It is summer and readers have all manner of questions. Where to begin?
First, are you finding plants on your property with pretty, red to orange, “dandelion-like” flowers? Several fellow readers have. You may be spotting them along the road or on trails as you walk. The flowers are actually smaller than a dandelion, on a longer, hairy stalk, and each stalk usually supports several flowers.
This is hawkweed, Hieracium. Look it up on the internet, even if you don’t have it. There is a good chance you will. I found some this year on a path in the woods. Where did it come from? Is this Alaska’s next noxious invasive?

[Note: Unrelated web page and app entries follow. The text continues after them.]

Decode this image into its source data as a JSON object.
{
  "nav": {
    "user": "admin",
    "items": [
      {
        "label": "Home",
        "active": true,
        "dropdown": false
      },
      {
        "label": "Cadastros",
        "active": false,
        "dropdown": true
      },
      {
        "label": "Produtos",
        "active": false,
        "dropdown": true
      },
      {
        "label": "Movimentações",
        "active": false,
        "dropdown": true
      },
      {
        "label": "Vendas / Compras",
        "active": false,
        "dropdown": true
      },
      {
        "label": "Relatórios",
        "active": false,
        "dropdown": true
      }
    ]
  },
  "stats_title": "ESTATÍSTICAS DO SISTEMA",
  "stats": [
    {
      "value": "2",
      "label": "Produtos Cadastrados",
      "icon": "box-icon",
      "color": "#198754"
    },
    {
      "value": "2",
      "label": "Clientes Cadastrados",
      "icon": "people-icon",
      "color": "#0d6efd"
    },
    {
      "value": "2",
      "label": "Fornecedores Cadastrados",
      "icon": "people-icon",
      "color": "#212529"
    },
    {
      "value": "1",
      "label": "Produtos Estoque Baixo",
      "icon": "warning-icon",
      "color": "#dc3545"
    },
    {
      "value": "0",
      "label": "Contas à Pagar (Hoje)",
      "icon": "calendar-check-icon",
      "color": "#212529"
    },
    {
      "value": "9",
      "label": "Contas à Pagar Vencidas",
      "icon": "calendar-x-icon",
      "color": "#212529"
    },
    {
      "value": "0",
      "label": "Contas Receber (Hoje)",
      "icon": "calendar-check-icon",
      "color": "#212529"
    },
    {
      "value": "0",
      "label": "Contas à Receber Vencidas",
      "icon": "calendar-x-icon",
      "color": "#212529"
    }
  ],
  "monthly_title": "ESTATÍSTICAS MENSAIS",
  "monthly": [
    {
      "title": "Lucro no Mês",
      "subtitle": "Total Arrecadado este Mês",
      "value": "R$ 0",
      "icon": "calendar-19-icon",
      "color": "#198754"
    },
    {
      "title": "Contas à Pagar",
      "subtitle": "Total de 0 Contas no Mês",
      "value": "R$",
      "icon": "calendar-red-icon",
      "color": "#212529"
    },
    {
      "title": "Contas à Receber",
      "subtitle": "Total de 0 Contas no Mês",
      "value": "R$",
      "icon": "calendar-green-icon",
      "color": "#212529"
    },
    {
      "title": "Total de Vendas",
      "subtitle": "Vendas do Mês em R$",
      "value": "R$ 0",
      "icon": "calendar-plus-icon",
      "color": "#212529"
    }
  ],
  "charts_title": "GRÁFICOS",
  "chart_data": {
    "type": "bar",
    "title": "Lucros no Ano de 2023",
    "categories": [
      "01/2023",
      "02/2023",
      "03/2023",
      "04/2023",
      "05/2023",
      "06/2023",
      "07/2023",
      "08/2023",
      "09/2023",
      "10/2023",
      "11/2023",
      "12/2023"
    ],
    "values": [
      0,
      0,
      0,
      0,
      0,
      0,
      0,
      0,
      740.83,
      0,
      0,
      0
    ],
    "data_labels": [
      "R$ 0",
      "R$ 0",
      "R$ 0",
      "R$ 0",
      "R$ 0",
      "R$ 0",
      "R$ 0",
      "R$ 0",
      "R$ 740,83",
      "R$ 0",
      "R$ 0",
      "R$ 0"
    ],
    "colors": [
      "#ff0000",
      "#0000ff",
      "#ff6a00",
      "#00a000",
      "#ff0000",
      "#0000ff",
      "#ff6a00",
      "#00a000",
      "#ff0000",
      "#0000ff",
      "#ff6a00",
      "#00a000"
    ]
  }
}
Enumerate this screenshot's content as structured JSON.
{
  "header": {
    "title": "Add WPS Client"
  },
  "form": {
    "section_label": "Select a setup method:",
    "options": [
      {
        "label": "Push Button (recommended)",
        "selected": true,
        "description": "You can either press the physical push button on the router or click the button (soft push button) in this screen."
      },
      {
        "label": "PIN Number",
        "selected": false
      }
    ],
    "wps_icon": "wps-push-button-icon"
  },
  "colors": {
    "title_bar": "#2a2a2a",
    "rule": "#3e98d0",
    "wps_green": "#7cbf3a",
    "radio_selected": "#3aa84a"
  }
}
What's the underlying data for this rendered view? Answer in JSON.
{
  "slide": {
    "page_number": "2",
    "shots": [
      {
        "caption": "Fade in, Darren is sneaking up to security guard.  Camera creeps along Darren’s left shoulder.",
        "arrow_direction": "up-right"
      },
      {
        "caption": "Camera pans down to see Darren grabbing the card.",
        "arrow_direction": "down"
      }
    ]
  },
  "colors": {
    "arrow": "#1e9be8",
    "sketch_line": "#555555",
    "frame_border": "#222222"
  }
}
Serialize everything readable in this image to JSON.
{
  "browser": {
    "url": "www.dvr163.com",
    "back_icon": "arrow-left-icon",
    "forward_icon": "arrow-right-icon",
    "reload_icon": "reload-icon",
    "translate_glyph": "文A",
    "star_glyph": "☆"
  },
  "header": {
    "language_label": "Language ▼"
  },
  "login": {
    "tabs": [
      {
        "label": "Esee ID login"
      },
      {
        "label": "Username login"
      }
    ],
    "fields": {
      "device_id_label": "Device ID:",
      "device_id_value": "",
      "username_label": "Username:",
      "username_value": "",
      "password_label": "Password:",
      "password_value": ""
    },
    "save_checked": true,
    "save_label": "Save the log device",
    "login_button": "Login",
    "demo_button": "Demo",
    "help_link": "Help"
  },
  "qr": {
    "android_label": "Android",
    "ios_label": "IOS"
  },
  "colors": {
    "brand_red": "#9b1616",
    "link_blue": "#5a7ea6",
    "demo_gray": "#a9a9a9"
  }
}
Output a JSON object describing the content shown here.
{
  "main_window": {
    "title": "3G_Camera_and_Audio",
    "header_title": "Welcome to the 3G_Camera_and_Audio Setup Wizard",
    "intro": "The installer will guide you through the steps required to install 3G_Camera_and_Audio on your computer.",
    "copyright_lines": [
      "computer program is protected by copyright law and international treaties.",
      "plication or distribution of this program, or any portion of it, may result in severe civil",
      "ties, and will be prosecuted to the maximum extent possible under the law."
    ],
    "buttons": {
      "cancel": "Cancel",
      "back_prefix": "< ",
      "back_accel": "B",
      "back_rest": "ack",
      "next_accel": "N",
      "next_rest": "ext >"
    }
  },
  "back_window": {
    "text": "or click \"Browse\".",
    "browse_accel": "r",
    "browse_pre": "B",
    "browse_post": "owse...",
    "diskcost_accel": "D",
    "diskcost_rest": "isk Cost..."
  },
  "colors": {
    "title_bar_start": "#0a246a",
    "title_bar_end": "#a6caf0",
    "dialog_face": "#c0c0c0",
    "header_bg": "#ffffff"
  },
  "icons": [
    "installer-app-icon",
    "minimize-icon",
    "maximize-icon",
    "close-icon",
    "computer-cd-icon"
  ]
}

Dig up hawkweed plants. They have shallow roots. Do not be fooled by its startling, flame red or orange flower, nor the desirable, impenetrable mat the plants can create. It is the devil’s spawn in our climate.
Next, there is a second dandelion-ish looking weed causing people to wonder if global warming is creating giant plants. Perennial sow thistle (Sonchus arvensis) is often called “giant dandelion,” as its flowers are usually borne on tall stems, up to 3 feet or so. You will see them along roads where they are really proliferating and sometimes in your lawn. Unfortunately, these weeds have extremely deep and extensive roots, and if you pull the plant up, parts remain in the soil. Each leftover root section then grows into a new plant.
The trick to control of sow thistle is to keep at it but, instead of trying to pull it up, cut the plant off above ground at its base. If it grows back, and it will, cut it again. Persistence and you will beat it. Since at first they grow individually, take care of any you find on your property, ASAP. Above all, do not let it flower, and if it does, do not let these go to seeds.
Next, yes, this is the week to thin out vegetable seedlings and yes, you can eat them. Beets, carrots, lettuces, radish and possibly other row crops you put in are getting crowded. If you don’t thin them out, you are likely to end up with miniature veggies. Plants need room to grow. How much? You know what the final product is going to look like; give it enough room to reach that size with a couple of inches to spare.
Some plants you thin out can be transplanted elsewhere. Lettuces, for example. Carrots and beets, on the other hand, are not easy to transplant successfully.
A few lilac questions answered. Yes, the time to prune lilacs is immediately after or while they are in flower. You can transplant lilacs all season long. Use native soil. If you only have flowers on the tops of your plants, you didn’t use enough Plantskydd last fall, as this is a classic sign of moose browsing.
To compound our aphid problem, this week is going to be warmer than most. Make sure you water your lawns, which will water your trees and shrubs. Your gardens, too, will need water. And don‘t forget your raspberry patch. This is not a good time for the plants there to be dry as they are setting flowers and growing fruit.
What to do with those spring daffodils and tulips? They probably won’t perform again next year. Just leave them. Who knows? A few may make it to next year. Instead, spend time staking delphiniums and peonies so they are not destroyed when it rains once they are in full flower
Finally, I nag about weeding. A little bit of work now will save your vegetables and annuals from the competition. Butter and eggs are really ripe for pulling right now. They will start forming seeds in a few weeks so get them. And chickweed just continues right along. Pull it and remove it from the garden.
Jeff’s Alaska garden calendar
Fourth of July: Great time to garden instead of partying! Have a great one!
Alaska Botanical Garden: Trails are open and the gardens are beautiful. Check out alaskabg.org for the latest news. Thursdays are for picnics in the garden, 6-8 p.m. The nursery is open.
Water: How much? At least 1 inch per week between you and Mother Nature.
Greenhouses: Leave the doors open to encourage insect pollination. Stake tomatoes and cucumbers
[Because of a high volume of comments requiring moderation, we are temporarily disabling comments on many of our articles so editors can focus on the coronavirus crisis and other coverage. We invite you to write a letter to the editor or reach out directly if you’d like to communicate with us about a particular article. Thanks.]